# [Given records]
____

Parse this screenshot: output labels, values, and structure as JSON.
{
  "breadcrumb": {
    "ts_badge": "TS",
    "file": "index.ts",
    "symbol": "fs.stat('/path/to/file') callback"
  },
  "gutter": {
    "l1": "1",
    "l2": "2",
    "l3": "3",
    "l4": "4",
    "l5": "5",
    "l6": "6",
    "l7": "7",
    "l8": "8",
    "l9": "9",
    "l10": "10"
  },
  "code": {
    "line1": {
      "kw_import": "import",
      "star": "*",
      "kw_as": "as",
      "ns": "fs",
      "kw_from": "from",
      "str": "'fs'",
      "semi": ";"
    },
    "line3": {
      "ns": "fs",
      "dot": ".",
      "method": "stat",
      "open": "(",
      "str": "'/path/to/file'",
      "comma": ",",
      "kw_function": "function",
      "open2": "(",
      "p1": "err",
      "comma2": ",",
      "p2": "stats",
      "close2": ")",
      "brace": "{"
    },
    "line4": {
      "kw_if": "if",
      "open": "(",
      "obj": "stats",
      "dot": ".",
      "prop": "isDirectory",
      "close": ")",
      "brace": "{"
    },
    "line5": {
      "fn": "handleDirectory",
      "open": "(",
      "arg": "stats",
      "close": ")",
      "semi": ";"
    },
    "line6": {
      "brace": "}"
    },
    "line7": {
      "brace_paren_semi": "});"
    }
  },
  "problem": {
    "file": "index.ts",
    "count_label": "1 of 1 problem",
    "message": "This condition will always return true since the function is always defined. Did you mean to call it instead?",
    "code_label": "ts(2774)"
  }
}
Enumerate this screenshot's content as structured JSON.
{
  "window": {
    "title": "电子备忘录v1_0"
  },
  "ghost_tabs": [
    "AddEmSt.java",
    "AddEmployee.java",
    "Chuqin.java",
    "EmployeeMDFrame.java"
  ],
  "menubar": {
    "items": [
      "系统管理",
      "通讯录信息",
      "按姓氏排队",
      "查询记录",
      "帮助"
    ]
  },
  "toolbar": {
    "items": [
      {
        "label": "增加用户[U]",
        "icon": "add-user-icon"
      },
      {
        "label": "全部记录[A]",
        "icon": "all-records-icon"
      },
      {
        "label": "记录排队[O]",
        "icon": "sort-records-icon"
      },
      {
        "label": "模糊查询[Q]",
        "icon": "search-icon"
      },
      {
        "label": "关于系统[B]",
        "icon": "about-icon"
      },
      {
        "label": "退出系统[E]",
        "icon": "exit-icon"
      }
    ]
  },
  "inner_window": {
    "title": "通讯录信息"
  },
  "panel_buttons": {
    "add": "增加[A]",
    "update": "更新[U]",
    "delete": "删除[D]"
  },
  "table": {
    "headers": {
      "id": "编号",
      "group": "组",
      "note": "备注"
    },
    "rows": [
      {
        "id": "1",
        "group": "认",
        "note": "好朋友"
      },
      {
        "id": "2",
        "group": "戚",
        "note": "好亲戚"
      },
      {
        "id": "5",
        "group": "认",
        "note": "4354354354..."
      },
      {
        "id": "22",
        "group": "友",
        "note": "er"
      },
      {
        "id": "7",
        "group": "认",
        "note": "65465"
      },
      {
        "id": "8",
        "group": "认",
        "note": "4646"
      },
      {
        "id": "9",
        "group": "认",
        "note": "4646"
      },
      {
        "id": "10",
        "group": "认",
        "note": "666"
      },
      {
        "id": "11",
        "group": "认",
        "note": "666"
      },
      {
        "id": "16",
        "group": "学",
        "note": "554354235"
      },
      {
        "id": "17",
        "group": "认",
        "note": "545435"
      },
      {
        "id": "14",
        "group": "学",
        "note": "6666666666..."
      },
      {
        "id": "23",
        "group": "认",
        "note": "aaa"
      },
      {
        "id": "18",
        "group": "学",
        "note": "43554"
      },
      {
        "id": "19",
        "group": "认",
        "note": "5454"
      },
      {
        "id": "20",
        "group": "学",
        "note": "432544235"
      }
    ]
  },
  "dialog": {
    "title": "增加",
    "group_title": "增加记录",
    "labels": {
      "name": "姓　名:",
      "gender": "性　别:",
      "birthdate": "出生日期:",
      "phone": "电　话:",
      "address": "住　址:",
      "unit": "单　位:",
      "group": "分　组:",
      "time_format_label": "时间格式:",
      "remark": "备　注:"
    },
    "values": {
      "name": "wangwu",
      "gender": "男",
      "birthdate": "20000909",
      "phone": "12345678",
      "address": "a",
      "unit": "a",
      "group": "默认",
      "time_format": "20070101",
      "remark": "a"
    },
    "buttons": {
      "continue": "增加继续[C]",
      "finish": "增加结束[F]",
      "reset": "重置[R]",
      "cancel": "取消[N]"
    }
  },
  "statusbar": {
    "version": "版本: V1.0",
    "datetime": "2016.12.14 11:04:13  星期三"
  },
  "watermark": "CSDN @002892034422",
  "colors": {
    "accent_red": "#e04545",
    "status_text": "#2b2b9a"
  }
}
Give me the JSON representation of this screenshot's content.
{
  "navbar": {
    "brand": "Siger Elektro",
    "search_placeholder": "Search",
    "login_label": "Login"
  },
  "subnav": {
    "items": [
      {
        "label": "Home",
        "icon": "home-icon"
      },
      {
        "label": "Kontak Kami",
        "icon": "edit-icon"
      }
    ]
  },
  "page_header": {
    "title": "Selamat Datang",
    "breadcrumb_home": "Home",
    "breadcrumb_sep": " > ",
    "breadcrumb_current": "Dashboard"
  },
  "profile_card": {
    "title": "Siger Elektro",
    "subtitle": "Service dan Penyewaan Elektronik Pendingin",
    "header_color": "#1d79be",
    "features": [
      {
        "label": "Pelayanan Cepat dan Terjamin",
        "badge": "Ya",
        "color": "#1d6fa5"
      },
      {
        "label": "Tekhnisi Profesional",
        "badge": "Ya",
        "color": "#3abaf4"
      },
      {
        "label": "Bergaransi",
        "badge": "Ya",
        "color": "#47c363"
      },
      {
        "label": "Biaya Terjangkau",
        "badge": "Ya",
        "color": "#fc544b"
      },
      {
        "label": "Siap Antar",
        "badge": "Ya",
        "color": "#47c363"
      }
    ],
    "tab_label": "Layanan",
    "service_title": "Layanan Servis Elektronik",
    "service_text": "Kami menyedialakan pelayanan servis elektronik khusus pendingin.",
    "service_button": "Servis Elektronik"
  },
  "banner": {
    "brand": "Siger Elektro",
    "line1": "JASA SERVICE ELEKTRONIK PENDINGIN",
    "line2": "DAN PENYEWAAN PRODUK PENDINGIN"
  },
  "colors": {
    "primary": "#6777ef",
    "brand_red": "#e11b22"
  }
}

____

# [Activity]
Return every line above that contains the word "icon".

# [Solution for this task]
        "icon": "add-user-icon"
        "icon": "all-records-icon"
        "icon": "sort-records-icon"
        "icon": "search-icon"
        "icon": "about-icon"
        "icon": "exit-icon"
        "icon": "home-icon"
        "icon": "edit-icon"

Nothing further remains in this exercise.